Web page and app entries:
--- START ---

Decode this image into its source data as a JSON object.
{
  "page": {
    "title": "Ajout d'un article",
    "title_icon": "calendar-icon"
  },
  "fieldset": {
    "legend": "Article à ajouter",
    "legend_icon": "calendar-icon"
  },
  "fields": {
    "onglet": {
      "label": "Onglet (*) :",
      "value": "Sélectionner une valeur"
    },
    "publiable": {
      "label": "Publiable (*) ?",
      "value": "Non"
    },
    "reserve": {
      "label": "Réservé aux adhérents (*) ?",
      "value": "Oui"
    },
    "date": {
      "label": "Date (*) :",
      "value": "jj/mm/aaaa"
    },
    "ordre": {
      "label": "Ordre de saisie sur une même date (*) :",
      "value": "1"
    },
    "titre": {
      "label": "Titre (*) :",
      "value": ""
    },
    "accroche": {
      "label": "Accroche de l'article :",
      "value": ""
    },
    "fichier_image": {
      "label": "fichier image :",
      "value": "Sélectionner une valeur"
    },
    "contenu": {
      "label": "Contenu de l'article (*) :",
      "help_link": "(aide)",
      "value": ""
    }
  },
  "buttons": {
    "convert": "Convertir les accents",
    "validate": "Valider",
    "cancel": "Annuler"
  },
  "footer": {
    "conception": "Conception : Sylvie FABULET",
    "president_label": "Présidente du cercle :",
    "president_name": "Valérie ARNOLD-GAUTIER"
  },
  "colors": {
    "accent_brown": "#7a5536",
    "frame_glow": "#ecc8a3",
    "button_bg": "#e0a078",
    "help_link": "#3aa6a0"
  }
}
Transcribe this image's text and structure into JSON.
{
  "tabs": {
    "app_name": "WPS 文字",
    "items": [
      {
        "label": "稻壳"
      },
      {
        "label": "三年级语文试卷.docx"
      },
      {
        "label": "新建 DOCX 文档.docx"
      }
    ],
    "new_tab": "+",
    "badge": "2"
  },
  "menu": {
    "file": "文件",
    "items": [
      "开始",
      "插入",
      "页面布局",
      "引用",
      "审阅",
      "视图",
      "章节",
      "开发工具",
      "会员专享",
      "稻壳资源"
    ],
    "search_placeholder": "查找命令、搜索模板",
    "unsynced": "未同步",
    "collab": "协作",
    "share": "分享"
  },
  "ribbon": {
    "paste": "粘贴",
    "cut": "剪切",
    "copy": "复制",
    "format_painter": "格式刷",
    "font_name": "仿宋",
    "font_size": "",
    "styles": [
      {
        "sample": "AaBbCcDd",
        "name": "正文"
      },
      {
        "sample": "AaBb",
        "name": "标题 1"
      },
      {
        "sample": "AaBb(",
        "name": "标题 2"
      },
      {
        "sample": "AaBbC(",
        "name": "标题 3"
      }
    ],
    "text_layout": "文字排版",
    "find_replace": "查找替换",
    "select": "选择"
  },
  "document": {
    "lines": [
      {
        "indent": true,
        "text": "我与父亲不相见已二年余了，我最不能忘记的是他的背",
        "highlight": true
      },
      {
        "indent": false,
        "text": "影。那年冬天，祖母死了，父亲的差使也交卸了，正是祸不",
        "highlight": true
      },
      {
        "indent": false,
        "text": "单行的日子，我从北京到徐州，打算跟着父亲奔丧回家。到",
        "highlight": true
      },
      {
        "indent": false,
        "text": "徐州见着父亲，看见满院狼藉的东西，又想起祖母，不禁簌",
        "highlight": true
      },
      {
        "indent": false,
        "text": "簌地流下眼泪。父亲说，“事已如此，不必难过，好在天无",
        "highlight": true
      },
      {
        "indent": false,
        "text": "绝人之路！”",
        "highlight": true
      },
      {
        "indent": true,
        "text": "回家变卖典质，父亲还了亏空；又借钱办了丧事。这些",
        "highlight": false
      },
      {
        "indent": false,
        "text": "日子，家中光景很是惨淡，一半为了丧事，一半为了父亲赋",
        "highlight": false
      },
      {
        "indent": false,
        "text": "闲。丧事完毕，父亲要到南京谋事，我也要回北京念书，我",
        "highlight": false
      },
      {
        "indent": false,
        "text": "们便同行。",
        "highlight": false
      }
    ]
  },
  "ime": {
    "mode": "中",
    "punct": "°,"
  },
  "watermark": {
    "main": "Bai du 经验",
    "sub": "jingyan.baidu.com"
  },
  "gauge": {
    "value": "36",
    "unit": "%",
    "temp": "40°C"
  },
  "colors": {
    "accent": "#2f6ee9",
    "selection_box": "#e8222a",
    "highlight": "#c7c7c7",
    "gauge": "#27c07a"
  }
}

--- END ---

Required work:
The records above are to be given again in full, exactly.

Result below:
Decode this image into its source data as a JSON object.
{
  "page": {
    "title": "Ajout d'un article",
    "title_icon": "calendar-icon"
  },
  "fieldset": {
    "legend": "Article à ajouter",
    "legend_icon": "calendar-icon"
  },
  "fields": {
    "onglet": {
      "label": "Onglet (*) :",
      "value": "Sélectionner une valeur"
    },
    "publiable": {
      "label": "Publiable (*) ?",
      "value": "Non"
    },
    "reserve": {
      "label": "Réservé aux adhérents (*) ?",
      "value": "Oui"
    },
    "date": {
      "label": "Date (*) :",
      "value": "jj/mm/aaaa"
    },
    "ordre": {
      "label": "Ordre de saisie sur une même date (*) :",
      "value": "1"
    },
    "titre": {
      "label": "Titre (*) :",
      "value": ""
    },
    "accroche": {
      "label": "Accroche de l'article :",
      "value": ""
    },
    "fichier_image": {
      "label": "fichier image :",
      "value": "Sélectionner une valeur"
    },
    "contenu": {
      "label": "Contenu de l'article (*) :",
      "help_link": "(aide)",
      "value": ""
    }
  },
  "buttons": {
    "convert": "Convertir les accents",
    "validate": "Valider",
    "cancel": "Annuler"
  },
  "footer": {
    "conception": "Conception : Sylvie FABULET",
    "president_label": "Présidente du cercle :",
    "president_name": "Valérie ARNOLD-GAUTIER"
  },
  "colors": {
    "accent_brown": "#7a5536",
    "frame_glow": "#ecc8a3",
    "button_bg": "#e0a078",
    "help_link": "#3aa6a0"
  }
}
Transcribe this image's text and structure into JSON.
{
  "tabs": {
    "app_name": "WPS 文字",
    "items": [
      {
        "label": "稻壳"
      },
      {
        "label": "三年级语文试卷.docx"
      },
      {
        "label": "新建 DOCX 文档.docx"
      }
    ],
    "new_tab": "+",
    "badge": "2"
  },
  "menu": {
    "file": "文件",
    "items": [
      "开始",
      "插入",
      "页面布局",
      "引用",
      "审阅",
      "视图",
      "章节",
      "开发工具",
      "会员专享",
      "稻壳资源"
    ],
    "search_placeholder": "查找命令、搜索模板",
    "unsynced": "未同步",
    "collab": "协作",
    "share": "分享"
  },
  "ribbon": {
    "paste": "粘贴",
    "cut": "剪切",
    "copy": "复制",
    "format_painter": "格式刷",
    "font_name": "仿宋",
    "font_size": "",
    "styles": [
      {
        "sample": "AaBbCcDd",
        "name": "正文"
      },
      {
        "sample": "AaBb",
        "name": "标题 1"
      },
      {
        "sample": "AaBb(",
        "name": "标题 2"
      },
      {
        "sample": "AaBbC(",
        "name": "标题 3"
      }
    ],
    "text_layout": "文字排版",
    "find_replace": "查找替换",
    "select": "选择"
  },
  "document": {
    "lines": [
      {
        "indent": true,
        "text": "我与父亲不相见已二年余了，我最不能忘记的是他的背",
        "highlight": true
      },
      {
        "indent": false,
        "text": "影。那年冬天，祖母死了，父亲的差使也交卸了，正是祸不",
        "highlight": true
      },
      {
        "indent": false,
        "text": "单行的日子，我从北京到徐州，打算跟着父亲奔丧回家。到",
        "highlight": true
      },
      {
        "indent": false,
        "text": "徐州见着父亲，看见满院狼藉的东西，又想起祖母，不禁簌",
        "highlight": true
      },
      {
        "indent": false,
        "text": "簌地流下眼泪。父亲说，“事已如此，不必难过，好在天无",
        "highlight": true
      },
      {
        "indent": false,
        "text": "绝人之路！”",
        "highlight": true
      },
      {
        "indent": true,
        "text": "回家变卖典质，父亲还了亏空；又借钱办了丧事。这些",
        "highlight": false
      },
      {
        "indent": false,
        "text": "日子，家中光景很是惨淡，一半为了丧事，一半为了父亲赋",
        "highlight": false
      },
      {
        "indent": false,
        "text": "闲。丧事完毕，父亲要到南京谋事，我也要回北京念书，我",
        "highlight": false
      },
      {
        "indent": false,
        "text": "们便同行。",
        "highlight": false
      }
    ]
  },
  "ime": {
    "mode": "中",
    "punct": "°,"
  },
  "watermark": {
    "main": "Bai du 经验",
    "sub": "jingyan.baidu.com"
  },
  "gauge": {
    "value": "36",
    "unit": "%",
    "temp": "40°C"
  },
  "colors": {
    "accent": "#2f6ee9",
    "selection_box": "#e8222a",
    "highlight": "#c7c7c7",
    "gauge": "#27c07a"
  }
}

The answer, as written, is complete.